About Nurse-Family Partnership

Nurse-Family Partnership, which was established in 1996, operates in 41 states, including Ohio, and the U.S. Virgin Islands. Since the program arrived at MetroHealth in 2016, more than 300 babies have been born. Around 400 pregnant women and new moms are currently enrolled. Sixty percent of the women in the program are ages 18-24.

Through regular home nurse visits, first-time moms receive information on preventive care (prenatal care, smoking cessation, future pregnancy planning, etc.) and also are connected with local health and educational resources. They also get information on improving their diets and reducing their use of cigarettes, alcohol and illegal substances.

More than a dozen specially trained nurses check in regularly on first-time moms and mothers-to-be who live in the Cleveland neighborhoods at highest risk for preterm birth/infant mortality – Buckeye/Broadway, Central, Stockyards, Clark-Fulton, Ohio City, Tremont, Detroit-Shoreway, and Brooklyn Centre.

NFP nurses and social workers help parents access the health care they need to promote their baby's development and well-being, improve the economic self-sufficiency of the family by helping parents access educational and employment opportunities, and assist with planning future pregnancies.

About The MetroHealth System

The MetroHealth System is redefining health care by going beyond medical treatment to improve the foundations of community health and well-being: affordable housing, a cleaner environment, economic opportunity and access to fresh food, convenient transportation, legal help and other services.

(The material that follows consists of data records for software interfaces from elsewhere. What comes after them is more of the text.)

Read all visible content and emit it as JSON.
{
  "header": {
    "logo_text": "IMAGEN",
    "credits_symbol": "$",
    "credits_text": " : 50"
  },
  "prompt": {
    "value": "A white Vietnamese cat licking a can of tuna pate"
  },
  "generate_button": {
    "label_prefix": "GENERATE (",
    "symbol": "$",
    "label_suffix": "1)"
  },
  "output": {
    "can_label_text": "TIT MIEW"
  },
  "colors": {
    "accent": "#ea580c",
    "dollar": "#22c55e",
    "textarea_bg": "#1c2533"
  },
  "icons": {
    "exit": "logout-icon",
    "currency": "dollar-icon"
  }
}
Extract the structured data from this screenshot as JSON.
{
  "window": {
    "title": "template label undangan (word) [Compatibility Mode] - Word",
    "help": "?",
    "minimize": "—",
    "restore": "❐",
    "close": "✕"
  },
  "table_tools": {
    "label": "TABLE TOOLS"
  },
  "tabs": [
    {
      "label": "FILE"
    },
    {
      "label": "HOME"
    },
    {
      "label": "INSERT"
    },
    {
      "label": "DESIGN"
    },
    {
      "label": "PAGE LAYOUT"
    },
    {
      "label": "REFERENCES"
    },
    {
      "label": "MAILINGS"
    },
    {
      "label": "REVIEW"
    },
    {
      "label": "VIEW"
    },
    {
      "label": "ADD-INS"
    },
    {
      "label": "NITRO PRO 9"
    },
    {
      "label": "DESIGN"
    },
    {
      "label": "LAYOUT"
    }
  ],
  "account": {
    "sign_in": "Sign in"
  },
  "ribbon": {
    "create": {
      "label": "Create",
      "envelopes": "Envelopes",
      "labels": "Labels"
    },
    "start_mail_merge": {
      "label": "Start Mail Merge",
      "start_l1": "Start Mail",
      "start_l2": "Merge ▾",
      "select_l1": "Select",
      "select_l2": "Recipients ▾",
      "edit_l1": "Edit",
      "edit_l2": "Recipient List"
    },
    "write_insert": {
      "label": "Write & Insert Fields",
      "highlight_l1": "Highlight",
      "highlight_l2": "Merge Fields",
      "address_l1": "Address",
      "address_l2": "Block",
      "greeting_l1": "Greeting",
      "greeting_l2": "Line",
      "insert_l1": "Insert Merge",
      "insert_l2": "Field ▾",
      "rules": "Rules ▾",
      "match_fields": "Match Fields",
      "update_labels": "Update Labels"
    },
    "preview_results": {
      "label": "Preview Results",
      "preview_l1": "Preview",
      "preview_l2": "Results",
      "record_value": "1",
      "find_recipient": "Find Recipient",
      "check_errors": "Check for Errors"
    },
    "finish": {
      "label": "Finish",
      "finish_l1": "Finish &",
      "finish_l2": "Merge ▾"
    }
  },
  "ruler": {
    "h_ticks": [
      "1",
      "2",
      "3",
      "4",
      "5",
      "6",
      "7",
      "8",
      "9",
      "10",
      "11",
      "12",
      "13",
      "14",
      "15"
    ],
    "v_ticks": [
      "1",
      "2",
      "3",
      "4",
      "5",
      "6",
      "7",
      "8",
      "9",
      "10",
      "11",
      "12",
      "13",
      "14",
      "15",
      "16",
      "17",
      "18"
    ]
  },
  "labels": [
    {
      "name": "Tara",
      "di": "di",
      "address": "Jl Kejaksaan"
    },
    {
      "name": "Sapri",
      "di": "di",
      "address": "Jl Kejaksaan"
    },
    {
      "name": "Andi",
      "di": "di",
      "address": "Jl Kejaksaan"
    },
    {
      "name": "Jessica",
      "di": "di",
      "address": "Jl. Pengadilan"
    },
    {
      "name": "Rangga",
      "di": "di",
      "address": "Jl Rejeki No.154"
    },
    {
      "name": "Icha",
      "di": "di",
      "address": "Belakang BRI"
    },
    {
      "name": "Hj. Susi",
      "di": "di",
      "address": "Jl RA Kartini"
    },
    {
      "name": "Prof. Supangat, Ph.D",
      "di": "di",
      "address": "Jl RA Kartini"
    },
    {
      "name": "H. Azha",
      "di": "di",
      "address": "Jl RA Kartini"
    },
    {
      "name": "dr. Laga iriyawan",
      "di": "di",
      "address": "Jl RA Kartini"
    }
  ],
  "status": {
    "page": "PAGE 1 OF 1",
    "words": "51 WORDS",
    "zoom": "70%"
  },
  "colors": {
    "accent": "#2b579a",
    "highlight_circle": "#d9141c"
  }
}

The system strives to become as good at preventing disease as it is at treating it.

The system’s more than 600 doctors, 1,700 nurses and 7,800 employees go to work each day with a mission of service, to their patients and to the community. As Cuyahoga County’s safety-net health system, MetroHealth plays an essential role in the region, caring for anyone and everyone, regardless of an ability to pay.

Founded in 1837, MetroHealth operates four hospitals, four emergency departments and more than 20 health centers and 40 additional sites throughout Cuyahoga County. The system serves more than 300,000 patients, two-thirds of whom are uninsured or covered by Medicare or Medicaid.

MetroHealth is home to Cuyahoga County’s most experienced Level I Adult Trauma Center, verified since 1992, and Ohio’s only adult and pediatric trauma and burn center.

As an academic medical center, MetroHealth is committed to research and to teaching and training tomorrow’s caregivers. Each active staff physician holds a faculty appointment at Case Western Reserve University School of Medicine. Its main campus hospital houses the Cleveland Metropolitan School District’s Lincoln-West School of Science & Health, the only high school in America located inside a hospital.

Knowing that good health is about much more than good medical care, MetroHealth has launched the Institute for H.O.P.E.™ (Health, Opportunity, Partnership, Empowerment), which uses a coordinated, collaborative and strategic approach to help patients with non-medical needs such as healthy food, stable housing and job training.

The MetroHealth Glick Center, a new 11-floor hospital, is under construction on the system’s main campus in Cleveland and is scheduled to welcome its first patients in October 2022. The billion-dollar project is the cornerstone of a wider neighborhood revitalization effort led by the system and its partners in the community.

For more information, visit metrohealth.org.